Element data from apps and pages

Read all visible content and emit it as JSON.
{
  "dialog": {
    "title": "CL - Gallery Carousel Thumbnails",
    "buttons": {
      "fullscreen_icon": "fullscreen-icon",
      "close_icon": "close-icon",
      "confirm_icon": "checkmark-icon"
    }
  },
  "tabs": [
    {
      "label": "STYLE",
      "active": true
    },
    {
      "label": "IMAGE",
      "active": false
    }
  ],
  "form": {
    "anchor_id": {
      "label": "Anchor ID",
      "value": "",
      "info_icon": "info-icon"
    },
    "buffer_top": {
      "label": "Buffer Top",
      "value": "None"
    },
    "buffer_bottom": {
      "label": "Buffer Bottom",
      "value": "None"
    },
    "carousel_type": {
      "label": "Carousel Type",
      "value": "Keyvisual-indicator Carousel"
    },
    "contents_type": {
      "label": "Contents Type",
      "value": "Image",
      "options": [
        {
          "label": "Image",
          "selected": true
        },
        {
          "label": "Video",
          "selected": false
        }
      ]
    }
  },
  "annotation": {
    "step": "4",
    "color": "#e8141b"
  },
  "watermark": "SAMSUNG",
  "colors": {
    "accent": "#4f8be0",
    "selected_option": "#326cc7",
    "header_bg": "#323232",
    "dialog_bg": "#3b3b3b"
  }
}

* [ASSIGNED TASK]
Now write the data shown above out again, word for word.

* [SOLUTION BELOW]
Read all visible content and emit it as JSON.
{
  "dialog": {
    "title": "CL - Gallery Carousel Thumbnails",
    "buttons": {
      "fullscreen_icon": "fullscreen-icon",
      "close_icon": "close-icon",
      "confirm_icon": "checkmark-icon"
    }
  },
  "tabs": [
    {
      "label": "STYLE",
      "active": true
    },
    {
      "label": "IMAGE",
      "active": false
    }
  ],
  "form": {
    "anchor_id": {
      "label": "Anchor ID",
      "value": "",
      "info_icon": "info-icon"
    },
    "buffer_top": {
      "label": "Buffer Top",
      "value": "None"
    },
    "buffer_bottom": {
      "label": "Buffer Bottom",
      "value": "None"
    },
    "carousel_type": {
      "label": "Carousel Type",
      "value": "Keyvisual-indicator Carousel"
    },
    "contents_type": {
      "label": "Contents Type",
      "value": "Image",
      "options": [
        {
          "label": "Image",
          "selected": true
        },
        {
          "label": "Video",
          "selected": false
        }
      ]
    }
  },
  "annotation": {
    "step": "4",
    "color": "#e8141b"
  },
  "watermark": "SAMSUNG",
  "colors": {
    "accent": "#4f8be0",
    "selected_option": "#326cc7",
    "header_bg": "#323232",
    "dialog_bg": "#3b3b3b"
  }
}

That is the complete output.